As just mentioned, the Fed looks to be in no hurry to unleash a set of rate hikes. That mismatch between rising inflation and stubbornly low interest rates would consequently weaken the USD.
Meanwhile, European Central Bank President Mario Draghi recently suggested that Europe may be near the bottom on rates – causing the euro to post gains against all other currencies, including the USD.
Given that investors are today mostly USD overweight, the greenback can only strengthen further if it is supported by better news. So far, that hasn’t happened.
Fundamentals such as current accounts and budget deficits now favor Europe versus the US. The only way to balance that difference would be a steady flow of capital towards the United States. At a time when America’s trade deficit continues to widen – reaching $47.1 billion in February – capital is flowing in precisely the opposite direction.
The upshot is that the greenback may be in for further weakening, again proving positive for gold.
While investor appetite for gold may increase, demand for the physical metal remains somewhat sluggish, especially in Asia, where both private and state purchases have been limited.
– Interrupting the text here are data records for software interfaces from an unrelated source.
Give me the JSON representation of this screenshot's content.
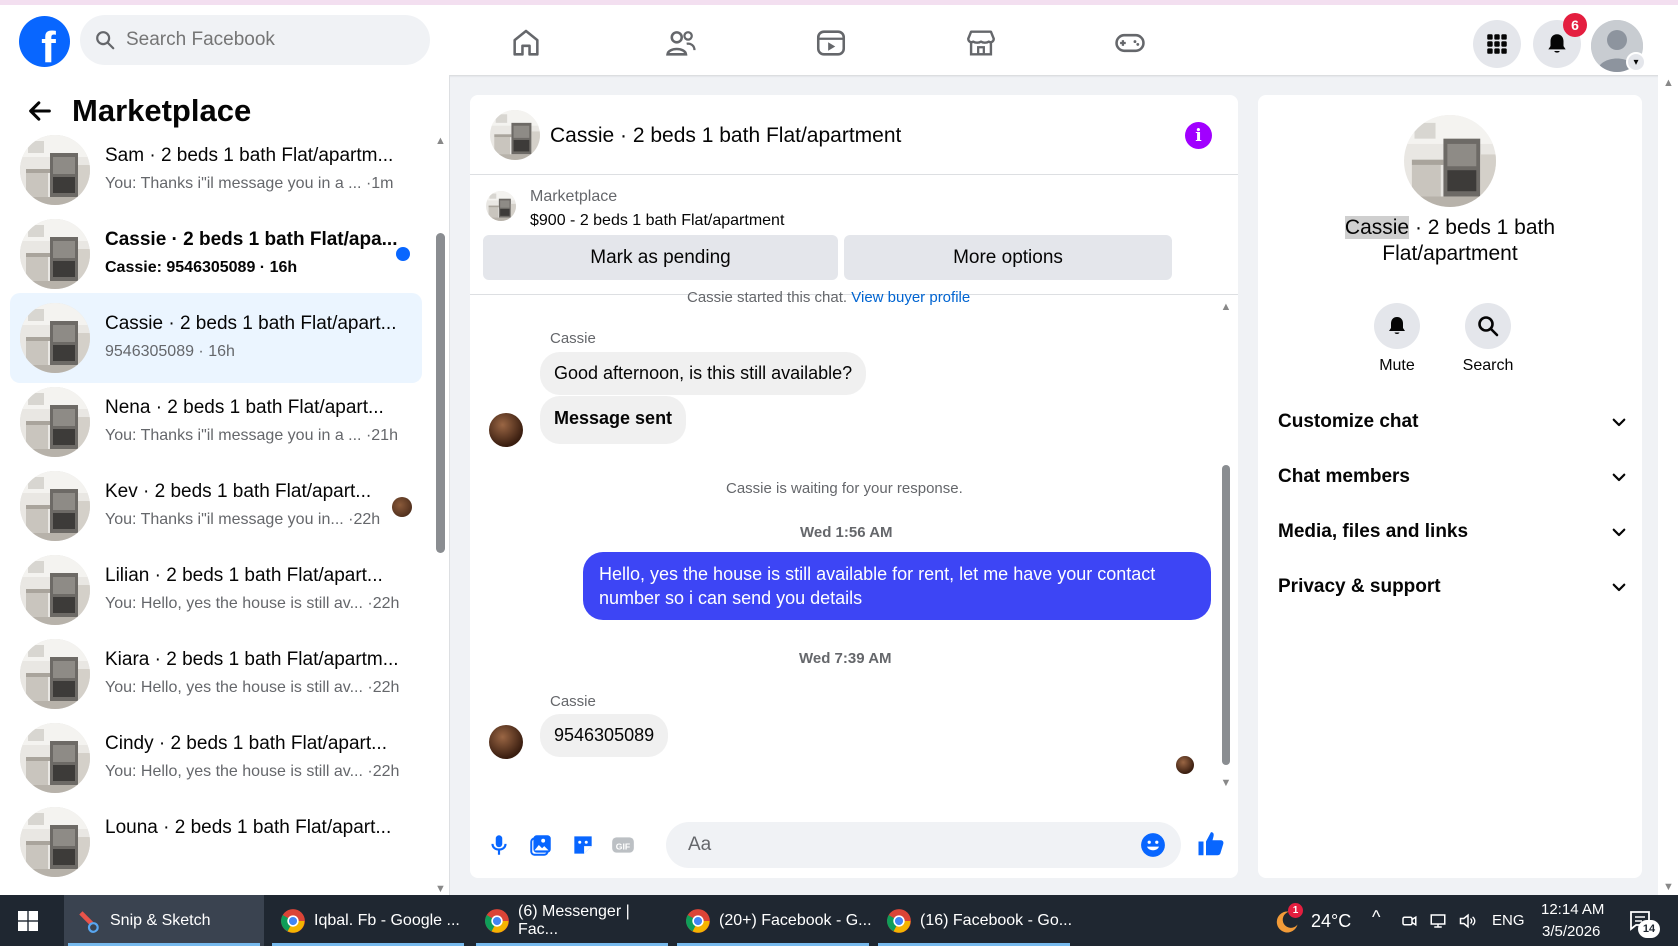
{
  "topbar": {
    "search_placeholder": "Search Facebook",
    "notification_count": "6",
    "logo_letter": "f"
  },
  "sidebar": {
    "title": "Marketplace",
    "conversations": [
      {
        "title": "Sam · 2 beds 1 bath Flat/apartm...",
        "subtitle": "You: Thanks i\"il message you in a ...  ·1m",
        "unread": false
      },
      {
        "title": "Cassie · 2 beds 1 bath Flat/apa...",
        "subtitle": "Cassie: 9546305089 · 16h",
        "unread": true
      },
      {
        "title": "Cassie · 2 beds 1 bath Flat/apart...",
        "subtitle": "9546305089 · 16h",
        "unread": false,
        "active": true
      },
      {
        "title": "Nena · 2 beds 1 bath Flat/apart...",
        "subtitle": "You: Thanks i\"il message you in a ... ·21h",
        "unread": false
      },
      {
        "title": "Kev · 2 beds 1 bath Flat/apart...",
        "subtitle": "You: Thanks i\"il message you in... ·22h",
        "unread": false
      },
      {
        "title": "Lilian · 2 beds 1 bath Flat/apart...",
        "subtitle": "You: Hello, yes the house is still av... ·22h",
        "unread": false
      },
      {
        "title": "Kiara · 2 beds 1 bath Flat/apartm...",
        "subtitle": "You: Hello, yes the house is still av... ·22h",
        "unread": false
      },
      {
        "title": "Cindy · 2 beds 1 bath Flat/apart...",
        "subtitle": "You: Hello, yes the house is still av... ·22h",
        "unread": false
      },
      {
        "title": "Louna · 2 beds 1 bath Flat/apart...",
        "subtitle": "",
        "unread": false
      }
    ]
  },
  "chat": {
    "title": "Cassie · 2 beds 1 bath Flat/apartment",
    "listing_source": "Marketplace",
    "listing_desc": "$900 - 2 beds 1 bath Flat/apartment",
    "mark_pending_label": "Mark as pending",
    "more_options_label": "More options",
    "started_text": "Cassie started this chat.",
    "view_profile_link": "View buyer profile",
    "sender_1": "Cassie",
    "msg_1": "Good afternoon, is this still available?",
    "msg_2": "Message sent",
    "waiting_text": "Cassie is waiting for your response.",
    "time_1": "Wed 1:56 AM",
    "msg_out": "Hello, yes the house is still available for rent, let me have your contact number so i can send you details",
    "time_2": "Wed 7:39 AM",
    "sender_2": "Cassie",
    "msg_3": "9546305089",
    "composer_placeholder": "Aa"
  },
  "info_panel": {
    "name_highlight": "Cassie",
    "name_rest": " · 2 beds 1 bath Flat/apartment",
    "mute_label": "Mute",
    "search_label": "Search",
    "sections": [
      "Customize chat",
      "Chat members",
      "Media, files and links",
      "Privacy & support"
    ]
  },
  "taskbar": {
    "items": [
      "Snip & Sketch",
      "Iqbal. Fb - Google ...",
      "(6) Messenger | Fac...",
      "(20+) Facebook - G...",
      "(16) Facebook - Go..."
    ],
    "weather_badge": "1",
    "temperature": "24°C",
    "language": "ENG",
    "time": "12:14 AM",
    "date": "3/5/2026",
    "notif_count": "14"
  },
  "colors": {
    "brand": "#0866ff",
    "outgoing_bubble": "#3d45f5",
    "info_icon": "#a100ff",
    "badge": "#e41e3f"
  }
}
As the earlier drop in prices was not severe enough to reduce commercial production, global physical stocks won’t be depleted anytime soon.
Finally, and perhaps most importantly in the current context, we have to consider gold’s role as an insurance policy against market volatility.
Often described as the pessimist’s investment, gold provides comfort to those made nervous by the two recent major shocks to global equity markets.
Given that the roller-coaster performance of equities is likely to be prolonged, we see one more reason to believe that there is significant scope for further appreciation in the price of gold.